Their potential presence in Europe gives the sea two important things: chemical and energy. On Earth, underwater volcanoes and aquatic winds are mixed with life, and there are places where all life on Earth began to believe. The researchers looked at Jupiter’s gravitational pull and a few other moons in Europe. These interactions create heat in the inner layers of stress and give it the energy of a volcano on Jupiter’s closest companion moon Io. The researchers’ model suggests that this could happen in Europe as well. Marie Běhounková of Charles University in the Czech Republic said in a statement, “Our findings provide additional evidence that Europe’s subcontinent sea may be a suitable environment for the emergence of life.”

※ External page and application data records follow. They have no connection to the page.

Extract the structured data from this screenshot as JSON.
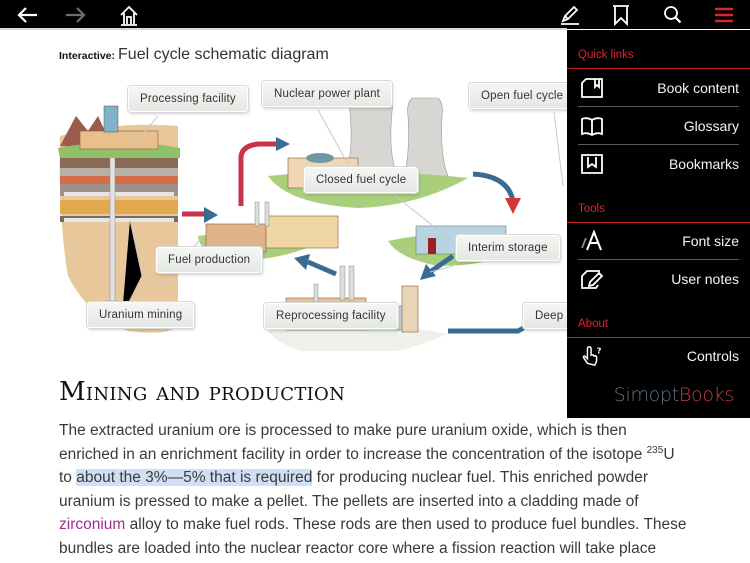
{
  "toolbar": {
    "icons": [
      "back-arrow-icon",
      "forward-arrow-icon",
      "home-icon",
      "annotate-pencil-icon",
      "bookmark-icon",
      "search-icon",
      "menu-icon"
    ],
    "forward_enabled": false,
    "menu_accent": "#d8262c"
  },
  "page": {
    "diagram_kicker": "Interactive:",
    "diagram_title": "Fuel cycle schematic diagram",
    "diagram_callouts": [
      {
        "label": "Processing facility"
      },
      {
        "label": "Nuclear power plant"
      },
      {
        "label": "Open fuel cycle"
      },
      {
        "label": "Closed fuel cycle"
      },
      {
        "label": "Fuel production"
      },
      {
        "label": "Interim storage"
      },
      {
        "label": "Uranium mining"
      },
      {
        "label": "Reprocessing facility"
      },
      {
        "label": "Deep r"
      }
    ],
    "section_heading": "Mining and production",
    "paragraph": {
      "l1": "The extracted uranium ore is processed to make pure uranium oxide, which is then",
      "l2_a": "enriched in an enrichment facility in order to increase the concentration of the isotope ",
      "l2_sup": "235",
      "l2_b": "U",
      "l3_a": "to ",
      "l3_highlight": "about the 3%—5% that is required",
      "l3_b": " for producing nuclear fuel. This enriched powder",
      "l4": "uranium is pressed to make a pellet. The pellets are inserted into a cladding made of",
      "l5_link": "zirconium",
      "l5_b": " alloy to make fuel rods. These rods are then used to produce fuel bundles. These",
      "l6": "bundles are loaded into the nuclear reactor core where a fission reaction will take place"
    },
    "highlight_color": "#cfe0f5",
    "link_color": "#9c2f8f"
  },
  "menu": {
    "sections": [
      {
        "title": "Quick links",
        "items": [
          {
            "label": "Book content",
            "icon": "book-content-icon"
          },
          {
            "label": "Glossary",
            "icon": "open-book-icon"
          },
          {
            "label": "Bookmarks",
            "icon": "bookmarks-icon"
          }
        ]
      },
      {
        "title": "Tools",
        "items": [
          {
            "label": "Font size",
            "icon": "font-size-icon"
          },
          {
            "label": "User notes",
            "icon": "user-notes-icon"
          }
        ]
      },
      {
        "title": "About",
        "items": [
          {
            "label": "Controls",
            "icon": "hand-question-icon"
          }
        ]
      }
    ],
    "brand_part1": "Simopt",
    "brand_part2": "Books"
  }
}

“Europa is a rare planet that can sustain volcanic activity for billions of years and is probably the only reservoir and long-term energy source outside of Earth.” According to the model, volcanic activity in Europe is more likely to occur at higher latitudes and has been possible for millions of years. A possible way to confirm whether the model is correct will come in the early 2030s when NASA’s Europa Clipper and the European Space Agency’s Jupiter IC Moons Explorer (GUIS) Jovian system will begin their search.
“The possibility of a warm, rocky interior and volcanoes on the sea surface of Europe increases the chances of Europe becoming a sea living environment,” said Robert Pappalardo, a Europa Clipper project scientist at NASA’s Jet Propulsion Laboratory. “While we may be able to test it with Europa Clipper’s planned gravity and compositional measurements, it’s an exciting possibility.” Neither the Europa Clipper nor Zeus is designed to search for life, but their orbital studies will help us to work if life is possible and perhaps beyond.